03/24/2010 05:12 am ET | Updated Nov 17, 2011

Nutrition Tip: The FULL Story

Do you know who Roger Bannister was? He was the first person to break the four-minute mile. Before him, no one thought it was possible, scientists claimed that the heart would literally explode at that pace and therefore was an irrefutable impossibility. But Roger didn't buy into that and ran the first sub-four minute mile ever recorded. And as if an impenetrable barrier had been broken, nine other runners also ran sub-four minute miles that same year.

My youngest brother Jon was the Roger Banister of our family, but not for his running ability, rather his ability to not run, or rather his ability to not move at all that earned him a place in our family record books.

You see, like many of you, I grew up in a house where we had to finish everything on our plate before we could leave the table. It didn't matter how much we didn't like it, or how full we were. And any protest was smothered by the time-tested parental favorite... "You should be grateful, there are children starving in china, Africa," or whatever other impoverished third world country came to mind.

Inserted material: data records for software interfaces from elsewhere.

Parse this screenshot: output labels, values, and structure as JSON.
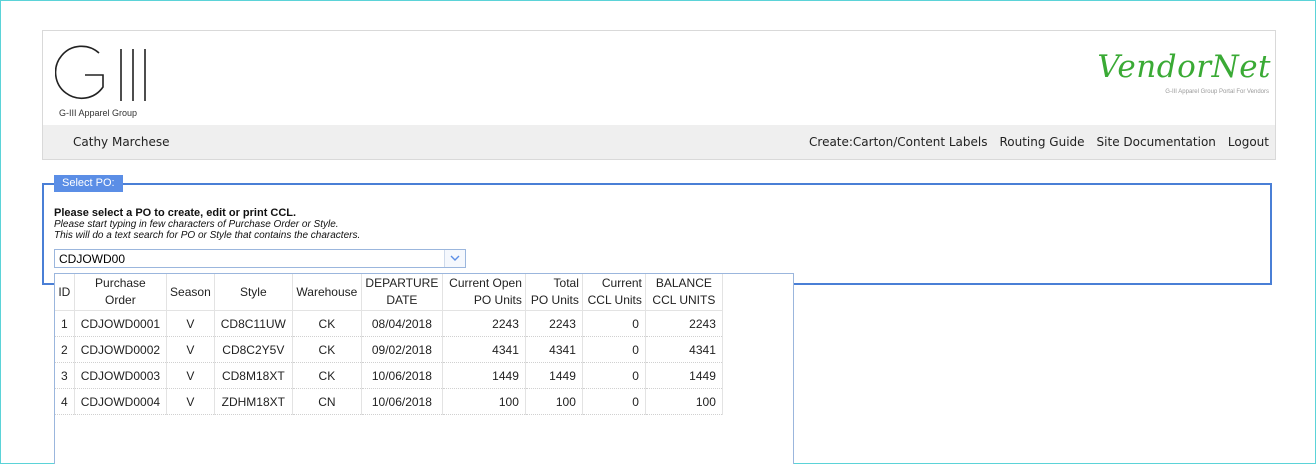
{
  "header": {
    "logo_text": "G-III",
    "logo_caption": "G-III Apparel Group",
    "brand_title": "VendorNet",
    "brand_subtitle": "G-III Apparel Group Portal For Vendors"
  },
  "nav": {
    "user": "Cathy Marchese",
    "links": [
      "Create:Carton/Content Labels",
      "Routing Guide",
      "Site Documentation",
      "Logout"
    ]
  },
  "panel": {
    "legend": "Select PO:",
    "instruction_bold": "Please select a PO to create, edit or print CCL.",
    "instruction_line1": "Please start typing in few characters of Purchase Order or Style.",
    "instruction_line2": "This will do a text search for PO or Style that contains the characters.",
    "search_value": "CDJOWD00"
  },
  "table": {
    "headers": [
      [
        "ID"
      ],
      [
        "Purchase",
        "Order"
      ],
      [
        "Season"
      ],
      [
        "Style"
      ],
      [
        "Warehouse"
      ],
      [
        "DEPARTURE",
        "DATE"
      ],
      [
        "Current Open",
        "PO Units"
      ],
      [
        "Total",
        "PO Units"
      ],
      [
        "Current",
        "CCL Units"
      ],
      [
        "BALANCE",
        "CCL UNITS"
      ]
    ],
    "rows": [
      [
        "1",
        "CDJOWD0001",
        "V",
        "CD8C11UW",
        "CK",
        "08/04/2018",
        "2243",
        "2243",
        "0",
        "2243"
      ],
      [
        "2",
        "CDJOWD0002",
        "V",
        "CD8C2Y5V",
        "CK",
        "09/02/2018",
        "4341",
        "4341",
        "0",
        "4341"
      ],
      [
        "3",
        "CDJOWD0003",
        "V",
        "CD8M18XT",
        "CK",
        "10/06/2018",
        "1449",
        "1449",
        "0",
        "1449"
      ],
      [
        "4",
        "CDJOWD0004",
        "V",
        "ZDHM18XT",
        "CN",
        "10/06/2018",
        "100",
        "100",
        "0",
        "100"
      ]
    ]
  },
  "colors": {
    "brand_green": "#3aaa35",
    "panel_border": "#4a7fd6",
    "legend_bg": "#5b8ee6",
    "page_outline": "#5bd3d8"
  }
}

And protest as I might, both my parents and I knew that I would break sooner rather than later. I simply wasn't strong enough to sit there in defiance for longer than five minutes knowing that it was only delaying the inevitable. Nor was I willing to risk further punishment of not getting dessert, being able to go outside to play, or worst of all having to miss my favorite show. (the Dukes of Hazard if there was any question at all)

And so after a short period I gave up the fight completely, resolved that I had to play by their rules and would simply have to wait it out, only 1,635 more days till I was 18. But then came along my brother, Jon. Sure, there were urban legends of a child who would be born among our midst, a child who would look like us, but would be able to do things, things that the rest of us couldn't. And he would be the one that would set us free, never again having to eat more than we wanted, or having to explain how we still had room for dessert.

The youngest of three, he was maybe 10 when his time had come. It started in the typical fashion, Jon claiming he was full, followed by the standard threat, "you're not leaving the table until you eat everything on your plate." And then it happened ... he stayed at the table.

At first it was no big deal, it wasn't like I hadn't tried that technique in the beginning also, but come on, after five or six minutes I wasn't sure which I hated more, eating the cold portion of beans and carrots on my plate or the thought of having to sit still for one more minute. And so when Jon said fine, he'd stay at the table, I gave him five, maybe 10 minutes on the outside since it was his first time and everyone's fight is a little stronger the first time out. Ten minutes came and went, 15, a half hour, then an hour, then two hours, then three and it was bed time. Truth be told we had kind of forgot about him and when we came back into the kitchen there he was, fast asleep right there at the table. His unfinished plate of food next to him, my parents in their shock, didn't know what to do and had to carry him to bed. I was in awe at this little warrior, and I'll never forget as I watched my dad lit him from his chair, even though he was fast asleep, I swear I could see the slightest hint of a smile on my brothers face. He was exhausted, but he had won.

And it wouldn't be his last victory. For the next several weeks the same situation repeated itself several times. My brother proclaiming he was finished eating, my parents throwing their weight around, determined to have their rules followed and my brother spending hours at the table, ultimately falling asleep, unfinished plate of food at his side.

And little by little he wore my parents down until it happened. One day my parents simply withdrew from their occupation of the clean plate mandate. And because of my brother's interminable resolve we all benefited from not having to eat more than we wanted. Another example of what one person, in this case a boy of no more than 10, can do with enough determination and willpower.

It was just like the British leaving India after Gandhi's years of protest. Both standing for what they believed in, trusting that they had justice on their side and that there was an effective non-violent way to protest that was infinitely more effective in the long run than fighting force with force. Okay, it wasn't exactly the same, but you get point.

And the moral is this...Most of us are actually full long before we stop eating. And by simply listening to our body and stopping when we are full, we would shed pounds faster than any diet currently out there. And we would keep it off. In the Innergizer program we teach a lot about listening to your body, especially when it comes to the amount of food we eat.

For more tips on how to easily improve your health and nutrition by listening to your body, and to here more stories of my fearless brother please visit

Be the change you wish to see in the world,
The Baietto Brothers.